St Ninian's Isle
|OS Name:||St Ninian's Isle|
|Shetland Name:||St Ninian's Isle|
|UK Grid Reference:||HU365210|
|Area (ha):||72 ha|
|Population:||none, inhabited until late 18th century|
St Ninian's Isle is a small island off the west coast of Dunrossness. It is linked to Shetland mainland at Bigton by the finest example of a tombolo in Shetland. Indeed, it is the largest sand tombolo in Britain.
The last family to live on the island, that of Henry Leask, left the island in 1796. Henry Leask was married twice and had 13 children. It is understood that the isle was abandoned due to the supply of peat for fuel becoming exhausted.
Once the Isle was abandoned, the chapel fell in to disuse, and it is understood that much of the stone from it's walls was utilised by the Laird of Bigton to help construct a wall with a rather grand gated entrance, along the east coast of the Isle where it met the tombolo, so that he could turn his cattle loose to graze the Isle in its entirety. Much of this wall has subsequently been buried in blown sand, but it still can be seen at its most southern extremity and in a few dips among the dunes.
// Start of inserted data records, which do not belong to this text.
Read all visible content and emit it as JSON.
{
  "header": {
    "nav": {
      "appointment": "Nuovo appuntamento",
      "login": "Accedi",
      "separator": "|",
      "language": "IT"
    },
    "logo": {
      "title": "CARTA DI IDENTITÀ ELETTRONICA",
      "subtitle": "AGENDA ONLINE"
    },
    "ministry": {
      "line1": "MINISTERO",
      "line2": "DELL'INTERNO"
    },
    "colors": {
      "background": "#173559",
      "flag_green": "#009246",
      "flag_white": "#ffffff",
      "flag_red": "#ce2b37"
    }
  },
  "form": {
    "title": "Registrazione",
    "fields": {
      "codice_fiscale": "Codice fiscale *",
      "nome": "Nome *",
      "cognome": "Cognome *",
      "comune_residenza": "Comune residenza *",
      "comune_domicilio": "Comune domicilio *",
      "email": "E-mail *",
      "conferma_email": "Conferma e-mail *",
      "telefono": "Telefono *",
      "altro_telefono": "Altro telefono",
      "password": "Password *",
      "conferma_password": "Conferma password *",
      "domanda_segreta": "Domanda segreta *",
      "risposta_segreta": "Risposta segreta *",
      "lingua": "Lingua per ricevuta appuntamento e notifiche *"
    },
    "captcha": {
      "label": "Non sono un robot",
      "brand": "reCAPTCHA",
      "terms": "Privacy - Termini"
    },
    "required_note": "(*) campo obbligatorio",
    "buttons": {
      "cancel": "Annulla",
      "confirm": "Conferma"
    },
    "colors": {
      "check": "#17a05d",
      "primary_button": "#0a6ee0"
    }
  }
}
The graveyard continued in use until circa the early/mid 1880's.
During their research Venables & Venables recorded the following species of birds breeding on St Ninian's Isle 1949-53.
Regular and common: Fulmar; Starling; Cormorant; Shag; Eider; Oyster Catcher; Lapwing; Ringed Plover; Greater Black-backed Gull; Lesser Black-backed Gull; Herring Gull; Kittiwake; Common Tern; Arctic Tern; Black Guillemot; Puffin; Rock Dove; Skylark; Hooded Crow; Wren; Wheatear; Pock Pipit and Twite.
Irregular or rare: Razor Bill and Raven.